By RANDOLPH BOURNE. Democratic education is not simply a matter of providing common schooling for all children. It is not a matter of providing a uniform schooling for all children. A democratic school is one wherein children have equal opportunity to make what they can of themselves, and where each child has a chance to get what it needs. The American public school has been democratic in the sense that it has provided free schooling for all children. But in the other sense it has only begun to enter on the democratic stage.
The school has been primarily a bookish school. Its aim has been to teach the three R's, historical and geographical information, and perhaps' a little drawing. In the higher grades it has shaped its work in mathematics and language and literature to prepare children for the college. It has sought to give this education uniformly to all, whatever the future vocation of the children taught. The result has been to ignore the differences in capacity and interests and to make the school really a vocational school for a restricted class, that is, the intellectually inclined. The children of the wage-earners too often had to leave school early and go into unskilled work or pick up their training as best they could outside the school. The school was free, but the opportunities were not really equal, for the school discriminated in practice against the motor and manually-minded children.
The “Gary Plan.” The progressive educational effort of today is directed toward repairing this inequality of opportunity, and providing a kind of school where the future wage-earner will have the same chance of training as the future professional man or woman of leisure.
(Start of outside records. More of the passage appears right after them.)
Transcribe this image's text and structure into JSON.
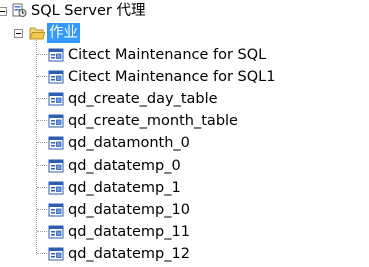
{
  "tree": {
    "agent_node": {
      "label": "SQL Server 代理",
      "icon": "sql-agent-icon",
      "expanded": true
    },
    "jobs_node": {
      "label": "作业",
      "icon": "folder-open-icon",
      "expanded": true,
      "selected": true
    },
    "jobs": [
      {
        "label": "Citect Maintenance for SQL",
        "icon": "job-icon"
      },
      {
        "label": "Citect Maintenance for SQL1",
        "icon": "job-icon"
      },
      {
        "label": "qd_create_day_table",
        "icon": "job-icon"
      },
      {
        "label": "qd_create_month_table",
        "icon": "job-icon"
      },
      {
        "label": "qd_datamonth_0",
        "icon": "job-icon"
      },
      {
        "label": "qd_datatemp_0",
        "icon": "job-icon"
      },
      {
        "label": "qd_datatemp_1",
        "icon": "job-icon"
      },
      {
        "label": "qd_datatemp_10",
        "icon": "job-icon"
      },
      {
        "label": "qd_datatemp_11",
        "icon": "job-icon"
      },
      {
        "label": "qd_datatemp_12",
        "icon": "job-icon"
      }
    ],
    "colors": {
      "selection": "#3399ff",
      "folder": "#f2c94c",
      "job_icon_blue": "#2c5fb3"
    }
  }
}
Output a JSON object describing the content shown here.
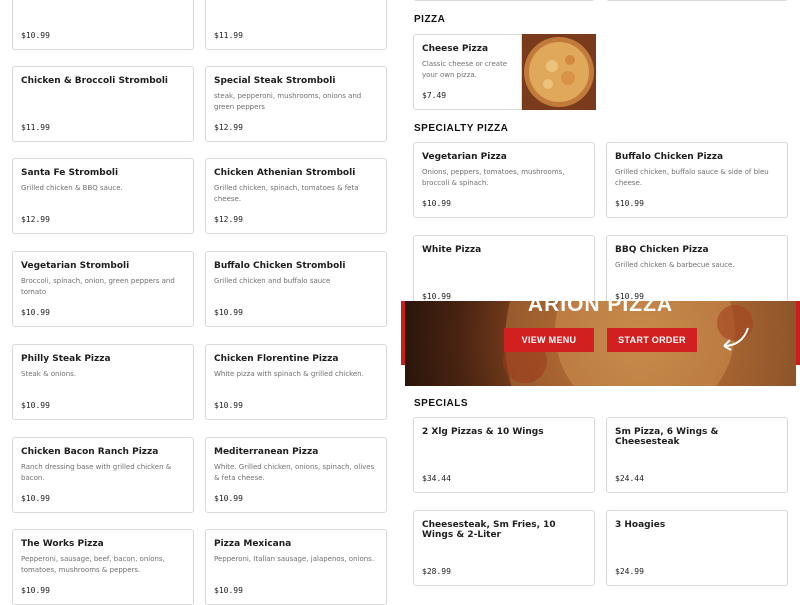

This is the purpose of the industrial training movement and of the introduction of commercial and industrial and domestic science courses in the high schools. But a more fundamental reorganization is needed. The roots must be laid in the elementary school before the child's interests have been dulled. An interesting attempt to reorganize the public school to meet the new demand is that made by Supt. William Wirt in the schools of Gary, Indiana. The "Gary plan" has aroused the widest public interest, and has been extensively experimented with in other cities, notably New York, where over fifty schools are in process of reorganization. The essence of the Gary plan is to provide the school with a great variety of activities-in play-grounds, gymnasiums, science laboratories, industrial and manual training shops, kitchens, sewing-rooms, gardens, school theatre, etc.-covering all the wholesome interests of children. The school day is lengthened to seven or eight hours, and the children are kept busy at work, study and play in the school instead of being turned out on the streets after a few hours of study. The regular studies are not neglected, but each child has a chance to try his hand at the activities that interest him. The younger child goes into shop or laboratory as observer or helper to the older child who is working there. He thus gets practical contact with tools and processes. He can sift out what he does not like, and discover what his real capacities are. If he wants to lay the foundation of a trade he can get the training there in the school shops. The shops are in charge of trained union mechanics who work on the school plant. The children learn by helping them on repairs and maintenance. Each child in such a school has a chance to get exactly the training which will be beneficial to him. The whole child is educated, mentally, manually, physically. There is no classdistinction between the intellectually-minded and the manually-minded. All have equal opportunity to develop in whatever direction they can.
The Gary plan widens the school opportunities in that it makes the school a wholesome environment of work, study and play from the child's earliest years. The more usual form of school reorganization, involving the so-called "junior